(Page and application data records)
......

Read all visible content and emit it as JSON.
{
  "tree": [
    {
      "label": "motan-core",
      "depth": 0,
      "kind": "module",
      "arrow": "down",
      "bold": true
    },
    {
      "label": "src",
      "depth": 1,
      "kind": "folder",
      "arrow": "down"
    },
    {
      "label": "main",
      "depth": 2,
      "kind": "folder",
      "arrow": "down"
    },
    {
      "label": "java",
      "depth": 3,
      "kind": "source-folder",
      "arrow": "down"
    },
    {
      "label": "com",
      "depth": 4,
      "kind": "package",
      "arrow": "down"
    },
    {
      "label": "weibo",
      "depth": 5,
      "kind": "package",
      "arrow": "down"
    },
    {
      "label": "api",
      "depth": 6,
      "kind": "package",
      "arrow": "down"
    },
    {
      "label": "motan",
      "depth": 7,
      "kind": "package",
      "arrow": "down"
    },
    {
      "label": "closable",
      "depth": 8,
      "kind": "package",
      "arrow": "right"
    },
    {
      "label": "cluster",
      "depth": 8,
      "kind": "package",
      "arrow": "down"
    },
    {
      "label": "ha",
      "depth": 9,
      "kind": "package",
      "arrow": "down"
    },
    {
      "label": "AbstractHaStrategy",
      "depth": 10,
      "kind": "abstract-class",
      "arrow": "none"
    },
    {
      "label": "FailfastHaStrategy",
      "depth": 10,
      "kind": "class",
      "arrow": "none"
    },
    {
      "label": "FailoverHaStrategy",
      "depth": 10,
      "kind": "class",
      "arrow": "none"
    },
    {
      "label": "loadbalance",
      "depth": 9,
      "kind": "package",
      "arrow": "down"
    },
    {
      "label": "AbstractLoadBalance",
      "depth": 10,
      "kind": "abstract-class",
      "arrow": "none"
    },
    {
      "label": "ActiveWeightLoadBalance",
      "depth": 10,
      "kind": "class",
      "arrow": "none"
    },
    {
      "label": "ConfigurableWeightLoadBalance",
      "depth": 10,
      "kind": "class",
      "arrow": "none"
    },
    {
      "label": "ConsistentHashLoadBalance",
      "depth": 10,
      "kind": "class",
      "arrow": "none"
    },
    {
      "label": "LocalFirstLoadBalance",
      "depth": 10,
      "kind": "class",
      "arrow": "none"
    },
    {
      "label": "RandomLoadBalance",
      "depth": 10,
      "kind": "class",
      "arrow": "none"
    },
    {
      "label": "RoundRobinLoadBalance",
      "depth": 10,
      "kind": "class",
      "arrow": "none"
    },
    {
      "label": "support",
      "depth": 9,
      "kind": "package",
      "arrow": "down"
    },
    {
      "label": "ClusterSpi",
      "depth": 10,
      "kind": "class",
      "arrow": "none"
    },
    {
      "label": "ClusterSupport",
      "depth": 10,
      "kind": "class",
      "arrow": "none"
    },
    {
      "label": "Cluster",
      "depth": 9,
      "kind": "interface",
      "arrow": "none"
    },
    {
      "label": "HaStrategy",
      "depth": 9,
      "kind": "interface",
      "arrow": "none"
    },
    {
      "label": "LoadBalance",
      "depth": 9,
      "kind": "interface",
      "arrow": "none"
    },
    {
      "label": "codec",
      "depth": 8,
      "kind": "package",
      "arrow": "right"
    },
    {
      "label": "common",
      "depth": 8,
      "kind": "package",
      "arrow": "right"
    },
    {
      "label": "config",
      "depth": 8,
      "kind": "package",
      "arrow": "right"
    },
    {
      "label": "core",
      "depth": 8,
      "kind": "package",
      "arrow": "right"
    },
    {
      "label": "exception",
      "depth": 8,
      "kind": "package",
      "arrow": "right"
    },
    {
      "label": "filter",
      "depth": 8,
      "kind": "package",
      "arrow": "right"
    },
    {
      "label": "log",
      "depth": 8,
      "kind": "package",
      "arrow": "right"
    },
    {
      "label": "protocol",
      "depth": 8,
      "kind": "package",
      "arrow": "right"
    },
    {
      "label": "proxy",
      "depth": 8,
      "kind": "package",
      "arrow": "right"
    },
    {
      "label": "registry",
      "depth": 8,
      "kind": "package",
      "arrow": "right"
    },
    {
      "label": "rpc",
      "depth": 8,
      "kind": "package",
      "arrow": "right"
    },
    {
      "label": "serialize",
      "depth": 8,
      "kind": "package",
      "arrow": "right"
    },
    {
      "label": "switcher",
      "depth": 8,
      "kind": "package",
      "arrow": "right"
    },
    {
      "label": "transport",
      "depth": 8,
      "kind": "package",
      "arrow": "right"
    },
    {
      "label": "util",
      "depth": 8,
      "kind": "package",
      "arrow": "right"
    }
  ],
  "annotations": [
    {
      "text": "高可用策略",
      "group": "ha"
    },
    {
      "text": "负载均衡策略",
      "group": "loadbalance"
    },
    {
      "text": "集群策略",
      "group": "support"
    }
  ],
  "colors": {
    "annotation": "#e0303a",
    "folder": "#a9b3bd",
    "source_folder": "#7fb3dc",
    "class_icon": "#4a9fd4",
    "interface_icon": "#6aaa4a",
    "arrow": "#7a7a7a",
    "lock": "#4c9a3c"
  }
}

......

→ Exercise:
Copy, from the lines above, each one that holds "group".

→ Solution for this problem:
      "group": "ha"
      "group": "loadbalance"
      "group": "support"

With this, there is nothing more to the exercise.